Items from an interface collection
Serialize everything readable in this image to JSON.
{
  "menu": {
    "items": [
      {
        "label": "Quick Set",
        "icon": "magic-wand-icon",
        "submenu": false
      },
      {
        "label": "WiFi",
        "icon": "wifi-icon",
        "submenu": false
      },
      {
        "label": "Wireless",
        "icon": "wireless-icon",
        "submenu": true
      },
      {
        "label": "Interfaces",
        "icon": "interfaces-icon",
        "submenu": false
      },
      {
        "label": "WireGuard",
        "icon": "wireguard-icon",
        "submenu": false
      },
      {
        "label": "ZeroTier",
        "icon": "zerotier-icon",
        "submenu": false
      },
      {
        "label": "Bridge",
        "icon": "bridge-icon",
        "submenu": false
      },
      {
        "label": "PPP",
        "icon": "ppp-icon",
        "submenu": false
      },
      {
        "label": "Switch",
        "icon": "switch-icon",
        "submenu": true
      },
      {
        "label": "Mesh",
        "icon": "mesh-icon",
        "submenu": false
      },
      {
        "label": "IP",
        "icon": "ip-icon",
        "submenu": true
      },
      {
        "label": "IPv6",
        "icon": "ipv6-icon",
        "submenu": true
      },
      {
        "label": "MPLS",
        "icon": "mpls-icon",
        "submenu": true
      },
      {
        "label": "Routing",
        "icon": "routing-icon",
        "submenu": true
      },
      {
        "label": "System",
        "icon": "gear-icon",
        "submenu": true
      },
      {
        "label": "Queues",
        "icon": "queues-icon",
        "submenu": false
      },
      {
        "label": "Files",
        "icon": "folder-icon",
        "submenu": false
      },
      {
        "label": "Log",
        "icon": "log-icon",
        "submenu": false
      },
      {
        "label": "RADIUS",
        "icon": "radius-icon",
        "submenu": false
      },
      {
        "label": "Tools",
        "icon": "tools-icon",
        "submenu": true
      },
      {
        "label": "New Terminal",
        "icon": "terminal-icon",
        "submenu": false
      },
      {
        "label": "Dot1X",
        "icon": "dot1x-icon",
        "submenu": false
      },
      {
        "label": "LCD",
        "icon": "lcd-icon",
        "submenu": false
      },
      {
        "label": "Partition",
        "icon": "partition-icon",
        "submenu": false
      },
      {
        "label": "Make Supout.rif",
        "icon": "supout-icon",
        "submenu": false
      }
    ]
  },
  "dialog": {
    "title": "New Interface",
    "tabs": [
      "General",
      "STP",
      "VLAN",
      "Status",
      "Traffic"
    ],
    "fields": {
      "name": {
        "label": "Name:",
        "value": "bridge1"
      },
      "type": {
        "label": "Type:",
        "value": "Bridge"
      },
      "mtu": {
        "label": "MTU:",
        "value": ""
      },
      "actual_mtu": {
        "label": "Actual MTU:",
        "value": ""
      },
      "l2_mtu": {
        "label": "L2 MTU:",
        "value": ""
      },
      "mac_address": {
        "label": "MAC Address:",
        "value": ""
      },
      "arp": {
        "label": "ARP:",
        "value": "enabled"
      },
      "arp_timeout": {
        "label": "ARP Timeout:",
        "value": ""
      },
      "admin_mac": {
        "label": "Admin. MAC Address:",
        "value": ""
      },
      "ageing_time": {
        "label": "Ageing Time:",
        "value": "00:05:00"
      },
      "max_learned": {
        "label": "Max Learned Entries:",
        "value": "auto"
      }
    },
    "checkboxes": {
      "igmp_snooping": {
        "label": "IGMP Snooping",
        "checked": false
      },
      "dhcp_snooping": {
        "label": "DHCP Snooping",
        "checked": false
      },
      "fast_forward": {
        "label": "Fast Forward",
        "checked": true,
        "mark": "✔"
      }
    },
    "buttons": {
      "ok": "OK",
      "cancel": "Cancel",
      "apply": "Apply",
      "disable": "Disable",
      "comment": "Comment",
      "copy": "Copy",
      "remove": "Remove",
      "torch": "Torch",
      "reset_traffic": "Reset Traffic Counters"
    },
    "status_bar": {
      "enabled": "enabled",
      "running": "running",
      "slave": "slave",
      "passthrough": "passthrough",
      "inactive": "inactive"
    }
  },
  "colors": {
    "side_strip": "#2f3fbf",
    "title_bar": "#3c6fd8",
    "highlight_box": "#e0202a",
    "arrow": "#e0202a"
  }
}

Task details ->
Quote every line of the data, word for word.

Solution below ->
Serialize everything readable in this image to JSON.
{
  "menu": {
    "items": [
      {
        "label": "Quick Set",
        "icon": "magic-wand-icon",
        "submenu": false
      },
      {
        "label": "WiFi",
        "icon": "wifi-icon",
        "submenu": false
      },
      {
        "label": "Wireless",
        "icon": "wireless-icon",
        "submenu": true
      },
      {
        "label": "Interfaces",
        "icon": "interfaces-icon",
        "submenu": false
      },
      {
        "label": "WireGuard",
        "icon": "wireguard-icon",
        "submenu": false
      },
      {
        "label": "ZeroTier",
        "icon": "zerotier-icon",
        "submenu": false
      },
      {
        "label": "Bridge",
        "icon": "bridge-icon",
        "submenu": false
      },
      {
        "label": "PPP",
        "icon": "ppp-icon",
        "submenu": false
      },
      {
        "label": "Switch",
        "icon": "switch-icon",
        "submenu": true
      },
      {
        "label": "Mesh",
        "icon": "mesh-icon",
        "submenu": false
      },
      {
        "label": "IP",
        "icon": "ip-icon",
        "submenu": true
      },
      {
        "label": "IPv6",
        "icon": "ipv6-icon",
        "submenu": true
      },
      {
        "label": "MPLS",
        "icon": "mpls-icon",
        "submenu": true
      },
      {
        "label": "Routing",
        "icon": "routing-icon",
        "submenu": true
      },
      {
        "label": "System",
        "icon": "gear-icon",
        "submenu": true
      },
      {
        "label": "Queues",
        "icon": "queues-icon",
        "submenu": false
      },
      {
        "label": "Files",
        "icon": "folder-icon",
        "submenu": false
      },
      {
        "label": "Log",
        "icon": "log-icon",
        "submenu": false
      },
      {
        "label": "RADIUS",
        "icon": "radius-icon",
        "submenu": false
      },
      {
        "label": "Tools",
        "icon": "tools-icon",
        "submenu": true
      },
      {
        "label": "New Terminal",
        "icon": "terminal-icon",
        "submenu": false
      },
      {
        "label": "Dot1X",
        "icon": "dot1x-icon",
        "submenu": false
      },
      {
        "label": "LCD",
        "icon": "lcd-icon",
        "submenu": false
      },
      {
        "label": "Partition",
        "icon": "partition-icon",
        "submenu": false
      },
      {
        "label": "Make Supout.rif",
        "icon": "supout-icon",
        "submenu": false
      }
    ]
  },
  "dialog": {
    "title": "New Interface",
    "tabs": [
      "General",
      "STP",
      "VLAN",
      "Status",
      "Traffic"
    ],
    "fields": {
      "name": {
        "label": "Name:",
        "value": "bridge1"
      },
      "type": {
        "label": "Type:",
        "value": "Bridge"
      },
      "mtu": {
        "label": "MTU:",
        "value": ""
      },
      "actual_mtu": {
        "label": "Actual MTU:",
        "value": ""
      },
      "l2_mtu": {
        "label": "L2 MTU:",
        "value": ""
      },
      "mac_address": {
        "label": "MAC Address:",
        "value": ""
      },
      "arp": {
        "label": "ARP:",
        "value": "enabled"
      },
      "arp_timeout": {
        "label": "ARP Timeout:",
        "value": ""
      },
      "admin_mac": {
        "label": "Admin. MAC Address:",
        "value": ""
      },
      "ageing_time": {
        "label": "Ageing Time:",
        "value": "00:05:00"
      },
      "max_learned": {
        "label": "Max Learned Entries:",
        "value": "auto"
      }
    },
    "checkboxes": {
      "igmp_snooping": {
        "label": "IGMP Snooping",
        "checked": false
      },
      "dhcp_snooping": {
        "label": "DHCP Snooping",
        "checked": false
      },
      "fast_forward": {
        "label": "Fast Forward",
        "checked": true,
        "mark": "✔"
      }
    },
    "buttons": {
      "ok": "OK",
      "cancel": "Cancel",
      "apply": "Apply",
      "disable": "Disable",
      "comment": "Comment",
      "copy": "Copy",
      "remove": "Remove",
      "torch": "Torch",
      "reset_traffic": "Reset Traffic Counters"
    },
    "status_bar": {
      "enabled": "enabled",
      "running": "running",
      "slave": "slave",
      "passthrough": "passthrough",
      "inactive": "inactive"
    }
  },
  "colors": {
    "side_strip": "#2f3fbf",
    "title_bar": "#3c6fd8",
    "highlight_box": "#e0202a",
    "arrow": "#e0202a"
  }
}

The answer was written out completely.